- **Brief**
Give only the number of lines in the records that contain the word "Sprint".

-- Opening Marker --

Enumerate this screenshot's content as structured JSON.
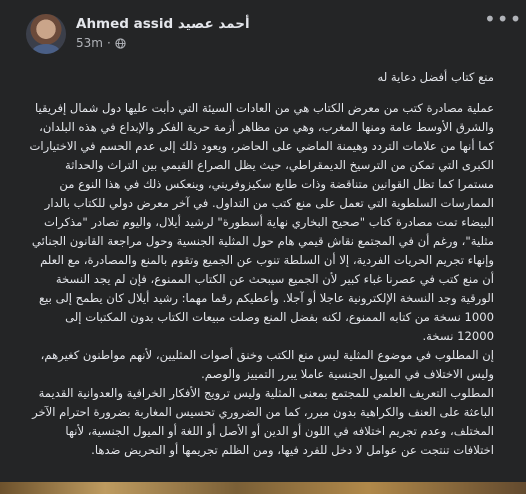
{
  "post": {
    "author_latin": "Ahmed assid",
    "author_arabic": "أحمد عصيد",
    "time": "53m",
    "privacy_icon": "globe-icon",
    "more_icon": "more-options-icon",
    "title": "منع كتاب أفضل دعاية له",
    "paragraphs": [
      "عملية مصادرة كتب من معرض الكتاب هي من العادات السيئة التي دأبت عليها دول شمال إفريقيا والشرق الأوسط عامة ومنها المغرب، وهي من مظاهر أزمة حرية الفكر والإبداع في هذه البلدان، كما أنها من علامات التردد وهيمنة الماضي على الحاضر، ويعود ذلك إلى عدم الحسم في الاختيارات الكبرى التي تمكن من الترسيخ الديمقراطي، حيث يظل الصراع القيمي بين التراث والحداثة مستمرا كما تظل القوانين متناقضة وذات طابع سكيزوفريني، وينعكس ذلك في هذا النوع من الممارسات السلطوية التي تعمل على منع كتب من التداول. في آخر معرض دولي للكتاب بالدار البيضاء تمت مصادرة كتاب \"صحيح البخاري نهاية أسطورة\" لرشيد أيلال، واليوم تصادر \"مذكرات مثلية\"، ورغم أن في المجتمع نقاش قيمي هام حول المثلية الجنسية وحول مراجعة القانون الجنائي وإنهاء تجريم الحريات الفردية، إلا أن السلطة تنوب عن الجميع وتقوم بالمنع والمصادرة، مع العلم أن منع كتب في عصرنا غباء كبير لأن الجميع سيبحث عن الكتاب الممنوع، فإن لم يجد النسخة الورقية وجد النسخة الإلكترونية عاجلا أو آجلا. وأعطيكم رقما مهما: رشيد أيلال كان يطمح إلى بيع 1000 نسخة من كتابه الممنوع، لكنه بفضل المنع وصلت مبيعات الكتاب بدون المكتبات إلى 12000 نسخة.",
      "إن المطلوب في موضوع المثلية ليس منع الكتب وخنق أصوات المثليين، لأنهم مواطنون كغيرهم، وليس الاختلاف في الميول الجنسية عاملا يبرر التمييز والوصم.",
      "المطلوب التعريف العلمي للمجتمع بمعنى المثلية وليس ترويج الأفكار الخرافية والعدوانية القديمة الباعثة على العنف والكراهية بدون مبرر، كما من الضروري تحسيس المغاربة بضرورة احترام الآخر المختلف، وعدم تجريم اختلافه في اللون أو الدين أو الأصل أو اللغة أو الميول الجنسية، لأنها اختلافات تنتجت عن عوامل لا دخل للفرد فيها، ومن الظلم تجريمها أو التحريض ضدها."
    ]
  }
}
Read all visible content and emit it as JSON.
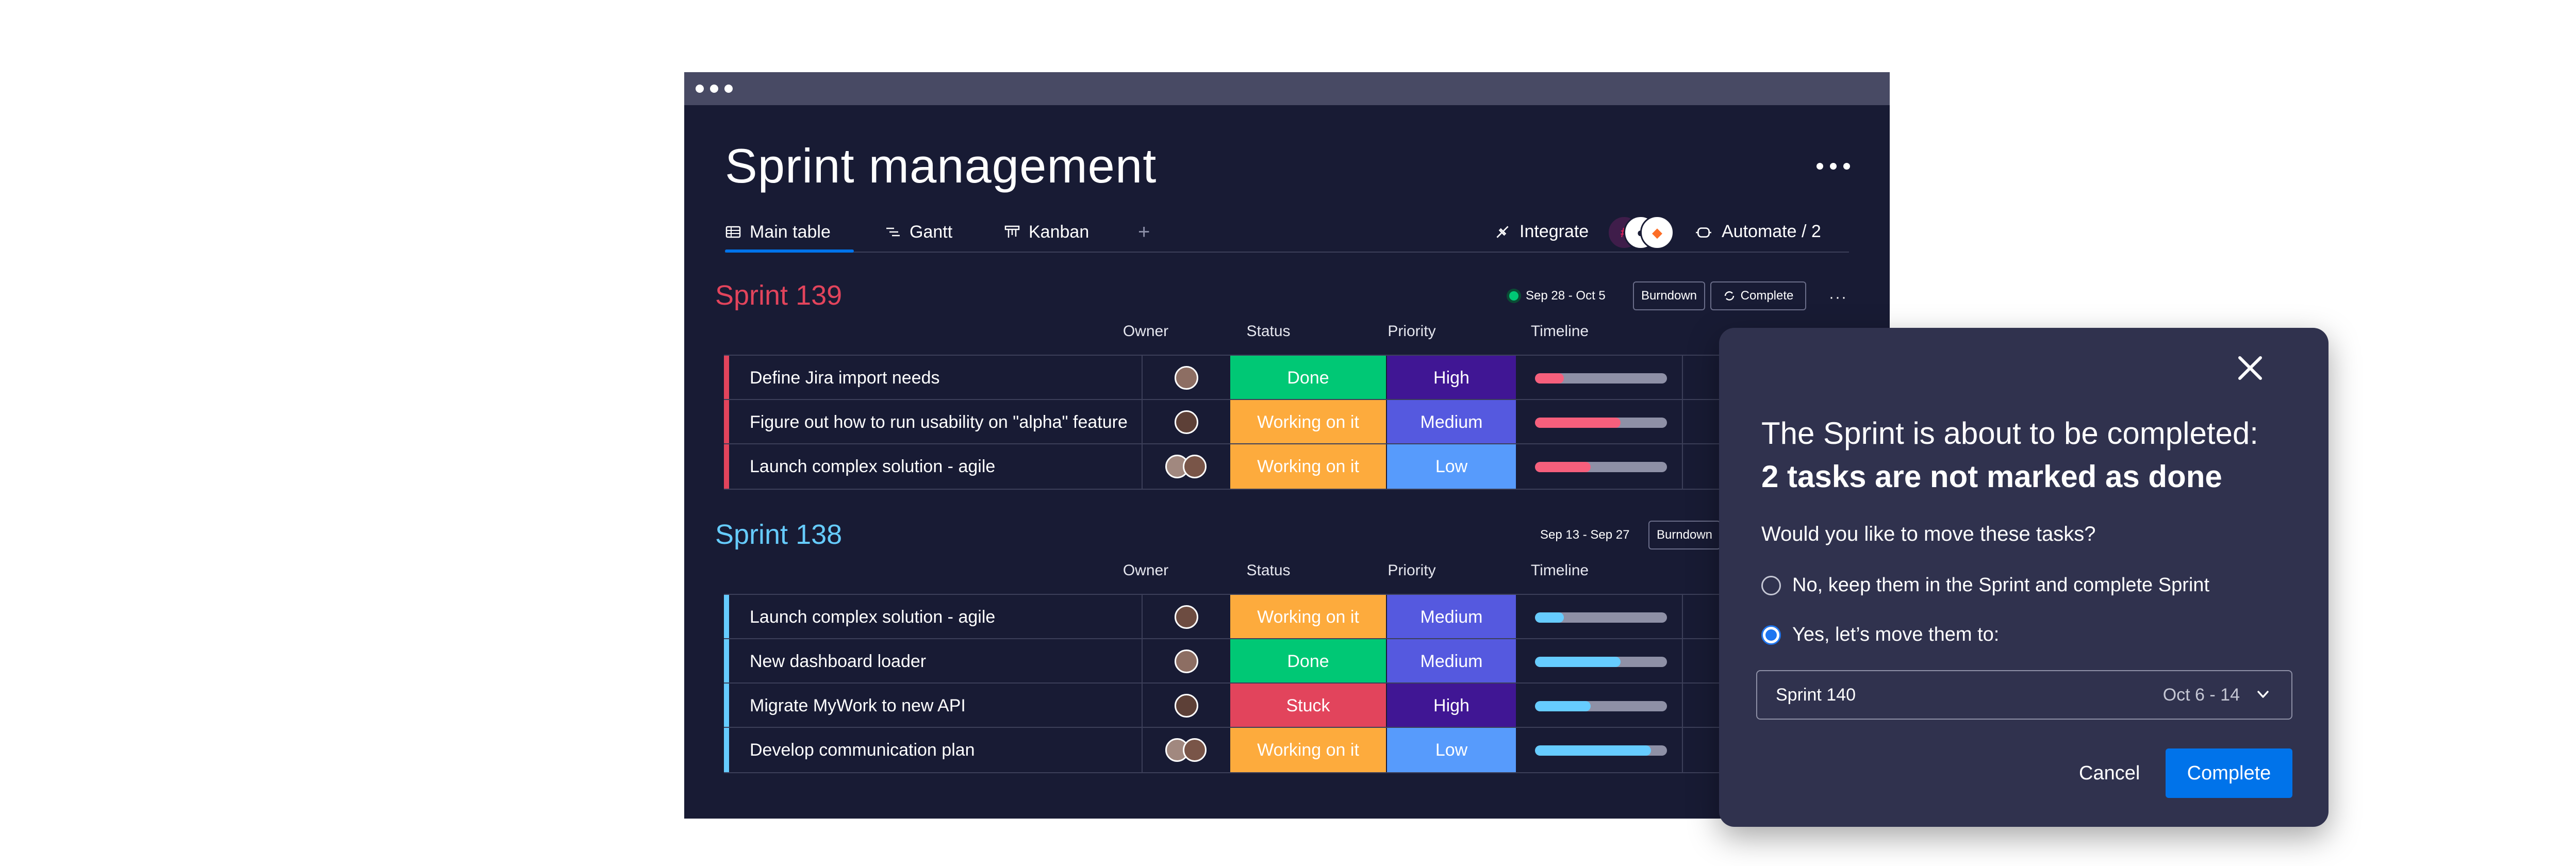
{
  "board": {
    "title": "Sprint management",
    "tabs": [
      {
        "label": "Main table",
        "icon": "table-icon"
      },
      {
        "label": "Gantt",
        "icon": "gantt-icon"
      },
      {
        "label": "Kanban",
        "icon": "kanban-icon"
      }
    ],
    "add_tab": "+",
    "integrate_label": "Integrate",
    "automate_label": "Automate / 2"
  },
  "columns": {
    "owner": "Owner",
    "status": "Status",
    "priority": "Priority",
    "timeline": "Timeline"
  },
  "groups": [
    {
      "title": "Sprint 139",
      "color": "#e2445c",
      "dates": "Sep 28 - Oct 5",
      "burndown": "Burndown",
      "complete": "Complete",
      "rows": [
        {
          "name": "Define Jira import needs",
          "status": "Done",
          "status_color": "#00c875",
          "priority": "High",
          "priority_color": "#401694",
          "progress": 0.22
        },
        {
          "name": "Figure out how to run usability on \"alpha\" feature",
          "status": "Working on it",
          "status_color": "#fdab3d",
          "priority": "Medium",
          "priority_color": "#5559df",
          "progress": 0.65
        },
        {
          "name": "Launch complex solution - agile",
          "status": "Working on it",
          "status_color": "#fdab3d",
          "priority": "Low",
          "priority_color": "#579bfc",
          "progress": 0.42
        }
      ]
    },
    {
      "title": "Sprint 138",
      "color": "#66ccff",
      "dates": "Sep 13 - Sep 27",
      "burndown": "Burndown",
      "rows": [
        {
          "name": "Launch complex solution - agile",
          "status": "Working on it",
          "status_color": "#fdab3d",
          "priority": "Medium",
          "priority_color": "#5559df",
          "progress": 0.22
        },
        {
          "name": "New dashboard loader",
          "status": "Done",
          "status_color": "#00c875",
          "priority": "Medium",
          "priority_color": "#5559df",
          "progress": 0.65
        },
        {
          "name": "Migrate MyWork to new API",
          "status": "Stuck",
          "status_color": "#e2445c",
          "priority": "High",
          "priority_color": "#401694",
          "progress": 0.42
        },
        {
          "name": "Develop communication plan",
          "status": "Working on it",
          "status_color": "#fdab3d",
          "priority": "Low",
          "priority_color": "#579bfc",
          "progress": 0.88
        }
      ]
    }
  ],
  "modal": {
    "line1": "The Sprint is about to be completed:",
    "line2": "2 tasks are not marked as done",
    "question": "Would you like to move these tasks?",
    "option_no": "No, keep them in the Sprint and complete Sprint",
    "option_yes": "Yes, let’s move them to:",
    "selected_option": "yes",
    "select_value": "Sprint 140",
    "select_dates": "Oct 6 - 14",
    "cancel": "Cancel",
    "complete": "Complete"
  }
}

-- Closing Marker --

- **The completed task**
6